(Excerpts from a dataset)
= Beginning of Section =
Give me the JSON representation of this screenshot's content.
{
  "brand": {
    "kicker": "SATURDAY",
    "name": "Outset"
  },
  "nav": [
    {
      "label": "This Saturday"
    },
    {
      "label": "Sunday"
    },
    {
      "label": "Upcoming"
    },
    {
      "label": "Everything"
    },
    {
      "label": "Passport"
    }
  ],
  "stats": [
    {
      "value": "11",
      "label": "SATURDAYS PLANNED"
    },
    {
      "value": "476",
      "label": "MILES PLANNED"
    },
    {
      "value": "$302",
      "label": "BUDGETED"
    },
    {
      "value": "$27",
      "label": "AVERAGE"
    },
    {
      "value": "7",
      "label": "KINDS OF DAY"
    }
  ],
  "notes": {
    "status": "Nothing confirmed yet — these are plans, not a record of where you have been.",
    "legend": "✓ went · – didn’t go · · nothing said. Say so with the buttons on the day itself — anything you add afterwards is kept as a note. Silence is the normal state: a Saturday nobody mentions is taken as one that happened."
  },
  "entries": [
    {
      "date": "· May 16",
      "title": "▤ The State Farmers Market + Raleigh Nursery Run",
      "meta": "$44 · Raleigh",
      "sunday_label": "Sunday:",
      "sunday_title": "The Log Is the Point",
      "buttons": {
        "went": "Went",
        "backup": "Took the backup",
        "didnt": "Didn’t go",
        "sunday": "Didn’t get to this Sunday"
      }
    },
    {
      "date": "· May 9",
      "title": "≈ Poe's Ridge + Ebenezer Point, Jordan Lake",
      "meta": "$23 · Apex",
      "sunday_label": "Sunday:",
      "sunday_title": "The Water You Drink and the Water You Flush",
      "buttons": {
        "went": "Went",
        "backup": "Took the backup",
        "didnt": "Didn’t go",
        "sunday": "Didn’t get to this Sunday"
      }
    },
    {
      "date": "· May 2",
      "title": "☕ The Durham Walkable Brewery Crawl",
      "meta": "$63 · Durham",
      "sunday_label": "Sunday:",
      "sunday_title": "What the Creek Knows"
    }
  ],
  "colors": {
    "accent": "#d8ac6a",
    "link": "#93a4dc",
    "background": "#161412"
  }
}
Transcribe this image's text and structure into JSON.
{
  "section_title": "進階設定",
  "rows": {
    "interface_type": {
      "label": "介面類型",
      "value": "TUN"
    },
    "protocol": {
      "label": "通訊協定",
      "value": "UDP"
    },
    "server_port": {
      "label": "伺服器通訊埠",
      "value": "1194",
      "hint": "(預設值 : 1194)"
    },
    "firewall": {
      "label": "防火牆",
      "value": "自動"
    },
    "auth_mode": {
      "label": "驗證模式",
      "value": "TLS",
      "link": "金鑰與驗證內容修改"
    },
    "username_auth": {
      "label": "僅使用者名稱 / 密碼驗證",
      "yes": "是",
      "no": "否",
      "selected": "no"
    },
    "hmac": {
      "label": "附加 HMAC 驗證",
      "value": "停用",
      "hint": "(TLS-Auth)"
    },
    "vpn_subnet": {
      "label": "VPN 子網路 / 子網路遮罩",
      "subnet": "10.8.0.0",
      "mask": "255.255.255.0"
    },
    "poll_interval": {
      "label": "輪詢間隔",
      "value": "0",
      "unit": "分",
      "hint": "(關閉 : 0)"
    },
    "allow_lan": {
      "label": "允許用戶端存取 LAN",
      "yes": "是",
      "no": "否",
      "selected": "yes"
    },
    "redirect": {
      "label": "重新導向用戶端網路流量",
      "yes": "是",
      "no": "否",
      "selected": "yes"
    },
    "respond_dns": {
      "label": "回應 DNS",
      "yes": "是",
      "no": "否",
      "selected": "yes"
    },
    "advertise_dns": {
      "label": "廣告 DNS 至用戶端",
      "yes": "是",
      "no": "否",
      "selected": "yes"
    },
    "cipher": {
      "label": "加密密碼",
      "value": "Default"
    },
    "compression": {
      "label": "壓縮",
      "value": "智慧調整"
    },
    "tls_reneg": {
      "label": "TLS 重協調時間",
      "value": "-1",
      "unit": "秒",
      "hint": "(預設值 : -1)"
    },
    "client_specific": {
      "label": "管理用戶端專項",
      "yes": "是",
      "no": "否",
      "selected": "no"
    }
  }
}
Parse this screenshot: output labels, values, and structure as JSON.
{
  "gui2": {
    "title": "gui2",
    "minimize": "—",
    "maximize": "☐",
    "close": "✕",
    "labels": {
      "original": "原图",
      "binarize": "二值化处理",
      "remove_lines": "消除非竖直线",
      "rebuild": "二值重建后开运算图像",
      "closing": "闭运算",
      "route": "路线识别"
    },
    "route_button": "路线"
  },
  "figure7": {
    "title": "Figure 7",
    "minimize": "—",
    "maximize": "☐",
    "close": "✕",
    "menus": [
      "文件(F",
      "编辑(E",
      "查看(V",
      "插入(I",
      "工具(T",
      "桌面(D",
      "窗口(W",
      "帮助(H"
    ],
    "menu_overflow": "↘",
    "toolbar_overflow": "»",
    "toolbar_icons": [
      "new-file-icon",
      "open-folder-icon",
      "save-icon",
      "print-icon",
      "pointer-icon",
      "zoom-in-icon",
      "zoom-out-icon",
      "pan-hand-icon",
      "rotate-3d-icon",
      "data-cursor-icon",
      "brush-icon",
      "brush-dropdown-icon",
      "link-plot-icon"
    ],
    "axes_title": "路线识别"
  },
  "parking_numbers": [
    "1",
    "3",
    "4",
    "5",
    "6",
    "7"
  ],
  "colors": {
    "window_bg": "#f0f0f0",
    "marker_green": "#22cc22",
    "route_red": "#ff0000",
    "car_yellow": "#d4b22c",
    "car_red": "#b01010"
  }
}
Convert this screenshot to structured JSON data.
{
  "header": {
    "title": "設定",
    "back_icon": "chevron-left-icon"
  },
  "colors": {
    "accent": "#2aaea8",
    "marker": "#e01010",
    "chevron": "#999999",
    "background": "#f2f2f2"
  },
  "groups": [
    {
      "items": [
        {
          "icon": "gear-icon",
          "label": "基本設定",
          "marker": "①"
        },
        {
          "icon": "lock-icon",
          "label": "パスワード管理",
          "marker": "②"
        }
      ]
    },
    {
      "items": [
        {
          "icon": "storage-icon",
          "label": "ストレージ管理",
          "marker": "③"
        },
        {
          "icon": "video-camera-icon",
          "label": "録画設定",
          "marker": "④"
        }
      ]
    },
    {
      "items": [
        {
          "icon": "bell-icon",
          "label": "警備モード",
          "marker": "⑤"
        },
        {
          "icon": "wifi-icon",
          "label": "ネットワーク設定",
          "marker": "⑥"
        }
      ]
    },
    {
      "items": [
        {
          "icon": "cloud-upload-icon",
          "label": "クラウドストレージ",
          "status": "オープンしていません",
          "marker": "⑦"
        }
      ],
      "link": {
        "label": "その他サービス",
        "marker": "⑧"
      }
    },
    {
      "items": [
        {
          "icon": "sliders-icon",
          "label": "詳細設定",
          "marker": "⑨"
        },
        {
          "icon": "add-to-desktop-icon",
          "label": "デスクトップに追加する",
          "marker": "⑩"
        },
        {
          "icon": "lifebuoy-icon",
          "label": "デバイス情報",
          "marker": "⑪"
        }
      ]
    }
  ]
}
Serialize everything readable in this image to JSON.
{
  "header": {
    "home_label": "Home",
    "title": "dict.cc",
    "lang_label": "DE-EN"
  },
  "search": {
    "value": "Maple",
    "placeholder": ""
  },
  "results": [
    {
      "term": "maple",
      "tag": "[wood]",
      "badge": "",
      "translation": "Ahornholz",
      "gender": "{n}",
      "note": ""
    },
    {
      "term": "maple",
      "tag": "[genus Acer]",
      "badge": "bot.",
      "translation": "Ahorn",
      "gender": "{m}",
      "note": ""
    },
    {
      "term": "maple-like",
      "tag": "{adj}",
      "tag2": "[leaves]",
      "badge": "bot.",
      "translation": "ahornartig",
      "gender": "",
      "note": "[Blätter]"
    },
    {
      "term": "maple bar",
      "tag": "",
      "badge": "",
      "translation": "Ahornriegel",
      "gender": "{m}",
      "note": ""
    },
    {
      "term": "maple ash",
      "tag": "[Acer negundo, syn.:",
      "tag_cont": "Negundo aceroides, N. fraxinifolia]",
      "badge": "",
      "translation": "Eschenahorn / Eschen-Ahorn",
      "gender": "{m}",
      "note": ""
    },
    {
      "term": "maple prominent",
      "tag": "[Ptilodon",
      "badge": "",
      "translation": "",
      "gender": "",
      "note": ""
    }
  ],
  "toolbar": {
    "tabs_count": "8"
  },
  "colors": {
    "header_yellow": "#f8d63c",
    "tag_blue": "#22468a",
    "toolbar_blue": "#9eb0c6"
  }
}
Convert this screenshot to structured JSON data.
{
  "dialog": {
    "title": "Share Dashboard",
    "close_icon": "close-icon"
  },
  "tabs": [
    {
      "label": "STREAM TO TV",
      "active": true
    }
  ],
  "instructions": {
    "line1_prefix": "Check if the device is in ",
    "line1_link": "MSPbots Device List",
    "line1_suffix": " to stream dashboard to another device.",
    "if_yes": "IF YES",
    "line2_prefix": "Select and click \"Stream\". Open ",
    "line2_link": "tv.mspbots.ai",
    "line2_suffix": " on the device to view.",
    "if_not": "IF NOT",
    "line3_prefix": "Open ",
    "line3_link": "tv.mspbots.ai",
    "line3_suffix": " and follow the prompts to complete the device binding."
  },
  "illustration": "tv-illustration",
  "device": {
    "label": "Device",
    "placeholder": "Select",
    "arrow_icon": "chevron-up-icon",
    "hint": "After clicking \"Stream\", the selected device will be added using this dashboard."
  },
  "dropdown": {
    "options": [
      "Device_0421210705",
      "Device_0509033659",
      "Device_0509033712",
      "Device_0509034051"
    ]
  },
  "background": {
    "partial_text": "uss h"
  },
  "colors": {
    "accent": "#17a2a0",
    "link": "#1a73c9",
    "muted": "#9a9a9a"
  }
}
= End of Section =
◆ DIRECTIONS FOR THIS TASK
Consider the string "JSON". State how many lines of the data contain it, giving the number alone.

◆ THE ANSWER
6